Anymore, if there's a glimmer of a chance a client may want high res for print when they send me their stuff for 'just a web site' - I always scan them high res to start. From there on it's a piece of cake. They can change their mind all day long and I'm not stuck doing the same job twice.
And how would I know that? By wasting more than 40 non-billable hours (a weekend) on one job that went from RGB web stuff to high dpi print. I learned my lesson.
Thanks SO much for the step-by-step tedster... that will definitely come in handy at some point. :)
idiotgirl! What took you so long in coming 'round the gfx forum? I know we're a bit slow around here most of the time, but folks like you are *soo* handy to have around. This thread is a gem, thanks you two!
(edited by: mivox at 4:46 am (gmt) on Dec. 31, 2001)
While I'm somewhat of an inept scripter... I can make smoke pour out of Photoshop all day long <he he he>.
But more than that, I've found many other places to use the technique. It's now a valuable part of my toolkit - any time I need to represent varied lightness as a degree of transparency I know where to go.
I've colorized black and white photos so they look less out of place with the color photos on the same page. I've used it to deal with "edge pixels" when compositing layers - instead of black I use a different color to do the fill, in that case.
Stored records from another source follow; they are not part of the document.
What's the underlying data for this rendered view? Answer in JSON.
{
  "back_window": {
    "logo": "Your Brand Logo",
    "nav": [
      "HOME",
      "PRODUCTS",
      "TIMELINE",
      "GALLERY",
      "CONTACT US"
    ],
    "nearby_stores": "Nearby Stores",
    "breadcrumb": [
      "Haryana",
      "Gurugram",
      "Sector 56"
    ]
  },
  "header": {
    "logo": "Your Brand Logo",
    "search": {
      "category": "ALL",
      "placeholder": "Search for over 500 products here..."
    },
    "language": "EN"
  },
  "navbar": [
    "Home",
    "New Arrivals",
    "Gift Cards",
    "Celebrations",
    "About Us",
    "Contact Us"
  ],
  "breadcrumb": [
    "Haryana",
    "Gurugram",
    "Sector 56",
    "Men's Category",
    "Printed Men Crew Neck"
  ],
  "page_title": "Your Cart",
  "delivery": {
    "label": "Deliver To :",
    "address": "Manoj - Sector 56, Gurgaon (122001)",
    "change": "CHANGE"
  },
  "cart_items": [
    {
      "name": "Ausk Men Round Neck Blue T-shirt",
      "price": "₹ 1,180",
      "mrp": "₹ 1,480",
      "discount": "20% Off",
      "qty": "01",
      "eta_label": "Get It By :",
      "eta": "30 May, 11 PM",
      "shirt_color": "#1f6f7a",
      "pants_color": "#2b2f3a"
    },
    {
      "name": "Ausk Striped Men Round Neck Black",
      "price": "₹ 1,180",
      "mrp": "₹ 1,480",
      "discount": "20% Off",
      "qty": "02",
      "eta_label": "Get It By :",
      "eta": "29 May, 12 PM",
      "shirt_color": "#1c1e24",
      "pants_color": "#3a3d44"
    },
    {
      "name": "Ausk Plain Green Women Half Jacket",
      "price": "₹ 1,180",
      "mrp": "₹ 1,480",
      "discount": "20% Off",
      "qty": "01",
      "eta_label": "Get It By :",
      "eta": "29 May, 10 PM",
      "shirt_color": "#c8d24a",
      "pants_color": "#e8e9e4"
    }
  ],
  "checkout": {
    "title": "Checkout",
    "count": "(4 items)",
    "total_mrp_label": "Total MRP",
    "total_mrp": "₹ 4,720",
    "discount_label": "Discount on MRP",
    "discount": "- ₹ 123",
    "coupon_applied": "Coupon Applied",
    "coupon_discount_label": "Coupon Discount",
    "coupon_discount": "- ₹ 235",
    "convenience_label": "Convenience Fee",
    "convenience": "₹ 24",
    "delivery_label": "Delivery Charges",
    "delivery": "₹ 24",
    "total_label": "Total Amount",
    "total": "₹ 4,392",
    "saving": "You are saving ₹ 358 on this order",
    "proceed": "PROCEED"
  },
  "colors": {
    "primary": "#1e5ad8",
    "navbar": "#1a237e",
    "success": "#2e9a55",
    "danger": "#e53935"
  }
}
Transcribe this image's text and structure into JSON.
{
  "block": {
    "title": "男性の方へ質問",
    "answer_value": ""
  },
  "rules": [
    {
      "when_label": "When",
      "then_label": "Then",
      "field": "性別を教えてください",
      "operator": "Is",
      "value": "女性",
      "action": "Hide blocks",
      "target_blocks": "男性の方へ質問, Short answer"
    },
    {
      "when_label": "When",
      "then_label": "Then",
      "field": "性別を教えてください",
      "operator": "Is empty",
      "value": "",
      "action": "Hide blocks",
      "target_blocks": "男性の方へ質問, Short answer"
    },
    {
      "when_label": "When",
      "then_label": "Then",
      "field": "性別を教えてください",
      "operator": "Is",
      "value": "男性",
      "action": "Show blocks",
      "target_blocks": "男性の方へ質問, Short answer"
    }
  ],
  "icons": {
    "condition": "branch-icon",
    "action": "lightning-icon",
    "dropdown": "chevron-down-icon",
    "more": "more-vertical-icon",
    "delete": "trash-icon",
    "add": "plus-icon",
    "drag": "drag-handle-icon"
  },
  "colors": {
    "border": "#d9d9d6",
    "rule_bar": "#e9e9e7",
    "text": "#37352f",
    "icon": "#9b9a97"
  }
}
So it's coming in very handy and gives better looking results than some of the fudging I've reorted to in the past. The thing about it, in the very old days of Photoshop, before layers came into the picture, working with channels was all people had. I'll bet the veteran Photoshoppers wouldn't have had to think for 2 seconds about it.